Once you have a value for r, you can show that ΔAGD is a 3-4-5 right triangle. A lovely surprise.

Method 2

A more sophisticated geometric approach sees FD and BE as intersecting chords in a circle, and therefore the product of their intersected parts are equal. Diameter BE = 2r and BG = 20, so EG = 2r – 20. The square side BD is a bisected chord, so the circle intersecting chord property gives

20 • (2r – 20) = 10 • 10, a linear equation in r giving the same answer as method 1.

Unexpected Surprise 2

Without the Pythagorean theorem, triangle similarity establishes the method 2 chord relationship, and symmetry proves that ΔAGD is right.
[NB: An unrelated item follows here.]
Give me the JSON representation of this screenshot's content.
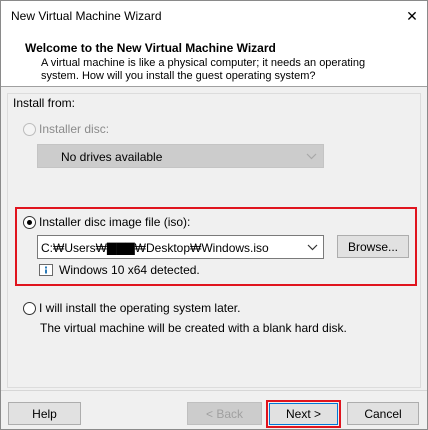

Generalizing the original square, we let GD = x, GA= y, and AD = r. Using method 2 again gives (r + y) • (ry) = xx. Expanding the left side and rearranging the terms give an unexpected proof of the Pythagorean theorem!

Method 3

Even more sophisticated geometry and algebra write the area of ΔAGD two different ways, one using Heron’s formula, to get

This becomes a perfect square quadratic when expanded and rearranged and like terms are collected.

Method 4

A definitely more complicated approach uses alternate interior angles and the law of cosines.
In right triangle BCD,

so applying the law of cosines to Δ ABD in isosceles triangle BAD gives

Substituting

ΔBCD again leads to the solution.

Method 5

This is the most complicated method, making use of the law of sines and some trigonometric identities on angles in Δ BAD:

Some of these methods are definitely more elegant, whereas others require complicated thought and exploration. In the end, I hope students (and teachers!) occasionally can use problems like this to develop deeper thinking, connections, sense making, and comparative reasoning along the lines of the inspirational and aspirational Common Core State Standards for Mathematics.

CHRIS HARROW, casmusings@gmail.com, a National Board Certified Teacher, is the mathematics chair at the Hawken School in Cleveland, Ohio. He blogs and presents nationally on the educational uses of technology and on Computer Algebra Systems (CAS) in precollegiate mathematics. He is also the recipient of a Presidential Award for Excellence in Mathematics and Science Teaching.

## Leave Comment

majid saadat - 2/8/2018 5:13:09 PM

verry good

Jenny Harrell - 4/19/2015 5:40:51 PM
I am so thankful for these demonstrations

Eric Holden - 2/27/2015 8:17:17 PM
Thanks, finding answers online still doesn't stop my teacher from taking problems from online.

Troy Whitbread - 2/26/2015 3:59:54 PM
Thank you- I enjoyed reading this post.